“I’ve always loved miniatures in general,” Mr. Anderson said, speaking by phone from Paris. “I just like the charm of them.” He used miniatures in “The Life Aquatic With Steve Zissou” and more extensively in “Fantastic Mr. Fox.” He said he feels that audiences tend to recognize what is artificial, whether in computer-generated effects or otherwise, and that gave him liberty to use models. “The particular brand of artificiality that I like to use is an old-fashioned one,” he added.

He collaborated again with the production designer Adam Stockhausen (“Moonrise Kingdom”) to come up with the look of the hotel, then had it built by a crew. Here is a closer look at the hotel, including commentary and ideas from Mr. Stockhausen.

 

— 2 weeks ago with 1791 notes

acehotel:

Pasadena, CA

John Whitney — Matrix III, 1972.

When American John Whitney founded Motion Graphics Incorporated in 1960, he’d already spent two decades working as a mechanical animator and inventor — a career that won him a Guggenheim Fellowship, and saw him working on such seminal visual effects as Saul Bass’ glorious title sequence for Hitchcock’s Vertigo. Using a converted WWII antiaircraft gun director, Whitney built his own 12-foot analogue computer in the 1950s, becoming in the process one of the primitive forebears of computer animation.

Whitney graduated to digital processes by the ’70s, when he created this gorgeously hypnotic film in collaboration with Terry Riley.

— 2 weeks ago with 18 notes

wetheurban:

ART: Everything Illuminates by Jiang Pengyi

Chinese artist Jiang Pengyi mixes liquid wax and fluorescent powder onto objects to create surreal art you can’t get out of your mind.

Read More

— 3 weeks ago with 3427 notes

gasoline-station:

The Miniature Model Behind ‘The Grand Budapest Hotel’

Via

While “The Grand Budapest Hotel” is busy with smaller design elements, one of its most striking designs is the hotel itself. Outfitted in shades of pink and purple and situated atop a hill, the hotel is grandiose and picturesque. It also happens to be nine feet tall. For wide shots of the hotel, the director Wes Anderson and his team decided to use a handmade miniature model.

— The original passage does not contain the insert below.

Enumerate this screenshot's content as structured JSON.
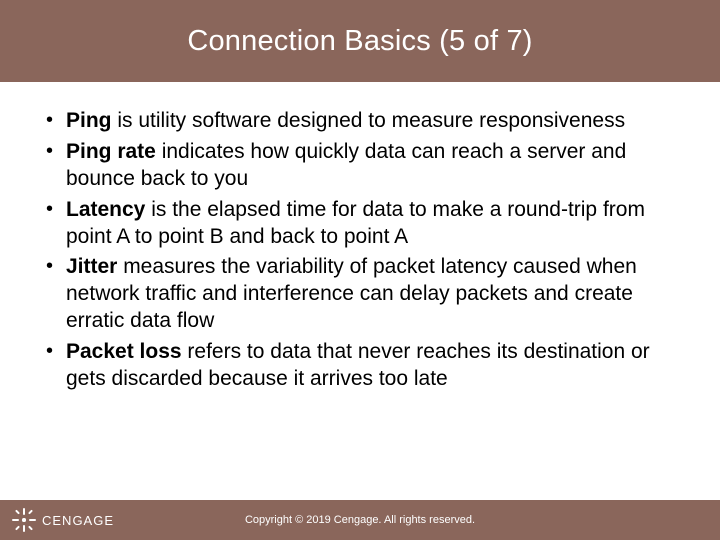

“I’ve always loved miniatures in general,” Mr. Anderson said, speaking by phone from Paris. “I just like the charm of them.” He used miniatures in “The Life Aquatic With Steve Zissou” and more extensively in “Fantastic Mr. Fox.” He said he feels that audiences tend to recognize what is artificial, whether in computer-generated effects or otherwise, and that gave him liberty to use models. “The particular brand of artificiality that I like to use is an old-fashioned one,” he added.

He collaborated again with the production designer Adam Stockhausen (“Moonrise Kingdom”) to come up with the look of the hotel, then had it built by a crew. Here is a closer look at the hotel, including commentary and ideas from Mr. Stockhausen.

 

— 1 month ago with 1791 notes
uniformla:

MIT Design Class, 1964

uniformla:

MIT Design Class, 1964

(via laukitsch)

— 1 month ago with 33 notes